Write out the records word for word.

┄┄┄┄┄┄

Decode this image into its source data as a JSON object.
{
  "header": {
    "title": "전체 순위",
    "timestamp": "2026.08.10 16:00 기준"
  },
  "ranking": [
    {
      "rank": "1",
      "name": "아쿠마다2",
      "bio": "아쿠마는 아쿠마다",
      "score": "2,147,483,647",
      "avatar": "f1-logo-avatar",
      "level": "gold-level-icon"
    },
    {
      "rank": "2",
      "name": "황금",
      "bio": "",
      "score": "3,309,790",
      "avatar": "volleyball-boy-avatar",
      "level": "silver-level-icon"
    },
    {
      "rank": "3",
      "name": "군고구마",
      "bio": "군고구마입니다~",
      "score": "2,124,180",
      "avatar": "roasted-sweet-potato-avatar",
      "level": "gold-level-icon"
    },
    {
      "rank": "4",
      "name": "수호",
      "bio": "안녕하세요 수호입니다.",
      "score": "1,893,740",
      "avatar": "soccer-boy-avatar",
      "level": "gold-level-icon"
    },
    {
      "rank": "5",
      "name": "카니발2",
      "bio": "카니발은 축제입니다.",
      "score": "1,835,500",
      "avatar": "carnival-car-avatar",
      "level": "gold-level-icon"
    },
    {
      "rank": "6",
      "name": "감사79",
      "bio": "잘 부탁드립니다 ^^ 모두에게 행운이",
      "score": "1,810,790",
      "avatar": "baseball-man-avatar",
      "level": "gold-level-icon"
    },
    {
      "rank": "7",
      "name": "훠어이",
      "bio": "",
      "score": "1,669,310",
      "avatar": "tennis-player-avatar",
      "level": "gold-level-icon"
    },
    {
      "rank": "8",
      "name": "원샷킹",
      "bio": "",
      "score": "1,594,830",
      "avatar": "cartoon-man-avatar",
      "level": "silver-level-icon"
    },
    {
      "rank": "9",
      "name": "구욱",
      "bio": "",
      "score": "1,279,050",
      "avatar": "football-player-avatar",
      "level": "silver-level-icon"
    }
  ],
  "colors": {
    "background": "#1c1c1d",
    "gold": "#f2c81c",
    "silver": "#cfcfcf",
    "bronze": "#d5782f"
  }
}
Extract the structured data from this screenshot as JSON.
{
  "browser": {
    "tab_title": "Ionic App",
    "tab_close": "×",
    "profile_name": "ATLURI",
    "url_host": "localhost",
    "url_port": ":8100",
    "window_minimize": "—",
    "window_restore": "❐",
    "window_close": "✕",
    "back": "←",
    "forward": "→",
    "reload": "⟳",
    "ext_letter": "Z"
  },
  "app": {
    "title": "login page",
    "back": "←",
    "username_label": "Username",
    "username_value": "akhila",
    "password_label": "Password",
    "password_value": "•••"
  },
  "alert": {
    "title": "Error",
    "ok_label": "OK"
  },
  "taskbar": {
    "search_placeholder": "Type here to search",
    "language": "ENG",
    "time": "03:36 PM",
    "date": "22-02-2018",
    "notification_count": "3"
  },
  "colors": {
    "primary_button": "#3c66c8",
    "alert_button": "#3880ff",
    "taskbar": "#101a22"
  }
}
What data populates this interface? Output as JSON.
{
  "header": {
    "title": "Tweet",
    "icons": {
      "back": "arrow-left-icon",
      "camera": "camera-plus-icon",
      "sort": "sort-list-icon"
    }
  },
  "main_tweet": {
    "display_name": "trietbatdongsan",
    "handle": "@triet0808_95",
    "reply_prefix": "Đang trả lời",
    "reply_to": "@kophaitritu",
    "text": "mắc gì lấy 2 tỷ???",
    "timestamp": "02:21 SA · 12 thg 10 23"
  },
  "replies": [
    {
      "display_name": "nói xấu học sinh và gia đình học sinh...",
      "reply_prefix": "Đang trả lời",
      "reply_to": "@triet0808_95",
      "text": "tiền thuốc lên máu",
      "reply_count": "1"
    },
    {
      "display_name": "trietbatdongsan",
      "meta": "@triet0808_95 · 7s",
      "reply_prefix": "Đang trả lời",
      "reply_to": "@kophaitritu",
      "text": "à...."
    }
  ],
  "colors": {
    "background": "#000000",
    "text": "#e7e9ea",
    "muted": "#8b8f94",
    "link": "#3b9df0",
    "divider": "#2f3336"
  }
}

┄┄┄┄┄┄

**Solution:**
Decode this image into its source data as a JSON object.
{
  "header": {
    "title": "전체 순위",
    "timestamp": "2026.08.10 16:00 기준"
  },
  "ranking": [
    {
      "rank": "1",
      "name": "아쿠마다2",
      "bio": "아쿠마는 아쿠마다",
      "score": "2,147,483,647",
      "avatar": "f1-logo-avatar",
      "level": "gold-level-icon"
    },
    {
      "rank": "2",
      "name": "황금",
      "bio": "",
      "score": "3,309,790",
      "avatar": "volleyball-boy-avatar",
      "level": "silver-level-icon"
    },
    {
      "rank": "3",
      "name": "군고구마",
      "bio": "군고구마입니다~",
      "score": "2,124,180",
      "avatar": "roasted-sweet-potato-avatar",
      "level": "gold-level-icon"
    },
    {
      "rank": "4",
      "name": "수호",
      "bio": "안녕하세요 수호입니다.",
      "score": "1,893,740",
      "avatar": "soccer-boy-avatar",
      "level": "gold-level-icon"
    },
    {
      "rank": "5",
      "name": "카니발2",
      "bio": "카니발은 축제입니다.",
      "score": "1,835,500",
      "avatar": "carnival-car-avatar",
      "level": "gold-level-icon"
    },
    {
      "rank": "6",
      "name": "감사79",
      "bio": "잘 부탁드립니다 ^^ 모두에게 행운이",
      "score": "1,810,790",
      "avatar": "baseball-man-avatar",
      "level": "gold-level-icon"
    },
    {
      "rank": "7",
      "name": "훠어이",
      "bio": "",
      "score": "1,669,310",
      "avatar": "tennis-player-avatar",
      "level": "gold-level-icon"
    },
    {
      "rank": "8",
      "name": "원샷킹",
      "bio": "",
      "score": "1,594,830",
      "avatar": "cartoon-man-avatar",
      "level": "silver-level-icon"
    },
    {
      "rank": "9",
      "name": "구욱",
      "bio": "",
      "score": "1,279,050",
      "avatar": "football-player-avatar",
      "level": "silver-level-icon"
    }
  ],
  "colors": {
    "background": "#1c1c1d",
    "gold": "#f2c81c",
    "silver": "#cfcfcf",
    "bronze": "#d5782f"
  }
}
Extract the structured data from this screenshot as JSON.
{
  "browser": {
    "tab_title": "Ionic App",
    "tab_close": "×",
    "profile_name": "ATLURI",
    "url_host": "localhost",
    "url_port": ":8100",
    "window_minimize": "—",
    "window_restore": "❐",
    "window_close": "✕",
    "back": "←",
    "forward": "→",
    "reload": "⟳",
    "ext_letter": "Z"
  },
  "app": {
    "title": "login page",
    "back": "←",
    "username_label": "Username",
    "username_value": "akhila",
    "password_label": "Password",
    "password_value": "•••"
  },
  "alert": {
    "title": "Error",
    "ok_label": "OK"
  },
  "taskbar": {
    "search_placeholder": "Type here to search",
    "language": "ENG",
    "time": "03:36 PM",
    "date": "22-02-2018",
    "notification_count": "3"
  },
  "colors": {
    "primary_button": "#3c66c8",
    "alert_button": "#3880ff",
    "taskbar": "#101a22"
  }
}
What data populates this interface? Output as JSON.
{
  "header": {
    "title": "Tweet",
    "icons": {
      "back": "arrow-left-icon",
      "camera": "camera-plus-icon",
      "sort": "sort-list-icon"
    }
  },
  "main_tweet": {
    "display_name": "trietbatdongsan",
    "handle": "@triet0808_95",
    "reply_prefix": "Đang trả lời",
    "reply_to": "@kophaitritu",
    "text": "mắc gì lấy 2 tỷ???",
    "timestamp": "02:21 SA · 12 thg 10 23"
  },
  "replies": [
    {
      "display_name": "nói xấu học sinh và gia đình học sinh...",
      "reply_prefix": "Đang trả lời",
      "reply_to": "@triet0808_95",
      "text": "tiền thuốc lên máu",
      "reply_count": "1"
    },
    {
      "display_name": "trietbatdongsan",
      "meta": "@triet0808_95 · 7s",
      "reply_prefix": "Đang trả lời",
      "reply_to": "@kophaitritu",
      "text": "à...."
    }
  ],
  "colors": {
    "background": "#000000",
    "text": "#e7e9ea",
    "muted": "#8b8f94",
    "link": "#3b9df0",
    "divider": "#2f3336"
  }
}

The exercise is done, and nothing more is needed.